I looked up the Greek term using e-sword (www.e-sword.net) to learn what the Greek terms are and what they mean. From what I gathered, there are a couple different words and different uses (I found a few in particular: hagaismos, hagios, and hagiazo). I am no scholar or anything near to that, but they seem to be derivatives of the same word. They basically mean “sanctification, consecration, purification.” To purify, make holy, set apart (for God’s glory or to do His work). It is the process of making or becoming holy. Clear as mud, right? Let’s look at the New Testament scriptures to see how the word is used. Continue reading “Be Sanctified”
In some ways guilt and forgiveness go hand in hand, but in other ways they are completely opposite. Without guilt there is no need for forgiveness. Forgiveness is more about the forgiver showing mercy. We can all receive forgiveness if we just believe and trust in Jesus Christ…and we all need it. In my last post, we talked about how we should forgive, knowing that we have been forgiven too. Jesus not only took our sins away, but He also took away our guilt. Knowing this, we should e able to not only forgive others, but also forgive ourselves. Continue reading “Guilt and Forgiveness”
These two words are talked about a lot these days: grace and legalism. Many churches are one extreme of the other. Many people are. Where do we draw the line between the two? The Bible is clear we are saved by grace and not by works. It is also clear that we are to obey God’s commands. We show that we love God by how we live. Our lives reflect our salvation and that Christ is in us. To me, that is the difference. Some people treat grace as a “get out of jail free” card.

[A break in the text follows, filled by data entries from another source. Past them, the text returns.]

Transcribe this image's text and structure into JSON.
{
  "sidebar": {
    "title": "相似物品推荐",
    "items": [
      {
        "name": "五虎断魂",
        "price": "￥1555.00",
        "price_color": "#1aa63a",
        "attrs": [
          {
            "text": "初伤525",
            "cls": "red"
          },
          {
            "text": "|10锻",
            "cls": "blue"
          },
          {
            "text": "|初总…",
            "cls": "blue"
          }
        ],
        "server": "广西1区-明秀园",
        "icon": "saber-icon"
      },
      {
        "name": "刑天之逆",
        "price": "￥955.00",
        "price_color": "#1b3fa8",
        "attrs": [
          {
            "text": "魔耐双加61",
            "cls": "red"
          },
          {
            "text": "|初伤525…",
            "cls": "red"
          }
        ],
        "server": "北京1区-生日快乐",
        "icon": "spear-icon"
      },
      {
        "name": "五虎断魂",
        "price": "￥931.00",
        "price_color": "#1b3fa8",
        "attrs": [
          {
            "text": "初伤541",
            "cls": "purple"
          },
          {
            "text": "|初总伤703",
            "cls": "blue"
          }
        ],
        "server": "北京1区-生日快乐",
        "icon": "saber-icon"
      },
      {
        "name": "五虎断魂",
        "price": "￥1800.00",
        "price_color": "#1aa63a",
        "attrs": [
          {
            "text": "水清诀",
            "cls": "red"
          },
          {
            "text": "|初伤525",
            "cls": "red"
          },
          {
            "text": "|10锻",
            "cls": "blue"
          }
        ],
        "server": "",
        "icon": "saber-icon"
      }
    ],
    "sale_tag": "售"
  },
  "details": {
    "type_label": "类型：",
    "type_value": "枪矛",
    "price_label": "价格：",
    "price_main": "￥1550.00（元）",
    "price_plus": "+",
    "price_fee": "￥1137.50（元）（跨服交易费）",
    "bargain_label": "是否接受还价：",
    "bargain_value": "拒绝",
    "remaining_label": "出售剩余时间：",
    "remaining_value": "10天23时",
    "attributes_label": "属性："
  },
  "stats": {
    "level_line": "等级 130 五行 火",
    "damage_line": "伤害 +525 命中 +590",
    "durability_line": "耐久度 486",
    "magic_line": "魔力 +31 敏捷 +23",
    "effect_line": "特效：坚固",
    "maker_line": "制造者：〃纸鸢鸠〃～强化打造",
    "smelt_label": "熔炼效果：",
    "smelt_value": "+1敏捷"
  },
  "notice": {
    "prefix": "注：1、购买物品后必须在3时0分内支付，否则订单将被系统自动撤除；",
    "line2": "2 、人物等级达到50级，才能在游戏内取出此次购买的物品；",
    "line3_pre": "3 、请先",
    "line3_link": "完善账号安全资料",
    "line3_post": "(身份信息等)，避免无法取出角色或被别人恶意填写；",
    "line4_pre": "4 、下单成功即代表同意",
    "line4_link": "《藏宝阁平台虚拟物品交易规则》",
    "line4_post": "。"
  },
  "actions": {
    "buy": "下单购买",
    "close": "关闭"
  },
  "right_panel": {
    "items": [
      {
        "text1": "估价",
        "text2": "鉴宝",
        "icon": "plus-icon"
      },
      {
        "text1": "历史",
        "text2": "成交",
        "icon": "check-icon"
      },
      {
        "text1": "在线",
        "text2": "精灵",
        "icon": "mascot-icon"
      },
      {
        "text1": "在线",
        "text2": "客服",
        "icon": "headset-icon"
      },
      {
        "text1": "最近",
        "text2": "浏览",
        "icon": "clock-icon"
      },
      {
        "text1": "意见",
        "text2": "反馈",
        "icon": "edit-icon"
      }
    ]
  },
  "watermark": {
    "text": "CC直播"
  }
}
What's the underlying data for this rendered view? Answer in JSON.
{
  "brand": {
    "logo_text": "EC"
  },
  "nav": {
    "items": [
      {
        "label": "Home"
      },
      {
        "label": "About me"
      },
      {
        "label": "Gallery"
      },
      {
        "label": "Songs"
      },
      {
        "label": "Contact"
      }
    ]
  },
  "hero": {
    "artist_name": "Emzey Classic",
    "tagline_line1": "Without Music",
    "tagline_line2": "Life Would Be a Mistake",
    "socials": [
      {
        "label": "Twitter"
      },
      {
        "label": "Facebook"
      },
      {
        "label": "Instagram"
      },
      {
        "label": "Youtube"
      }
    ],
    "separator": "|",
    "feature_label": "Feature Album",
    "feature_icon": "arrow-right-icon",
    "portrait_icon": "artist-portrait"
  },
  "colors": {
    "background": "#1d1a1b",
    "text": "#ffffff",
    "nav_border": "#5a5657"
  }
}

But if you really are saved and Christ is in you, would you not want to live for Him? On the other hand, salvation is not about rules and regulations, it is about the heart. Continue reading “Grace and Legalism”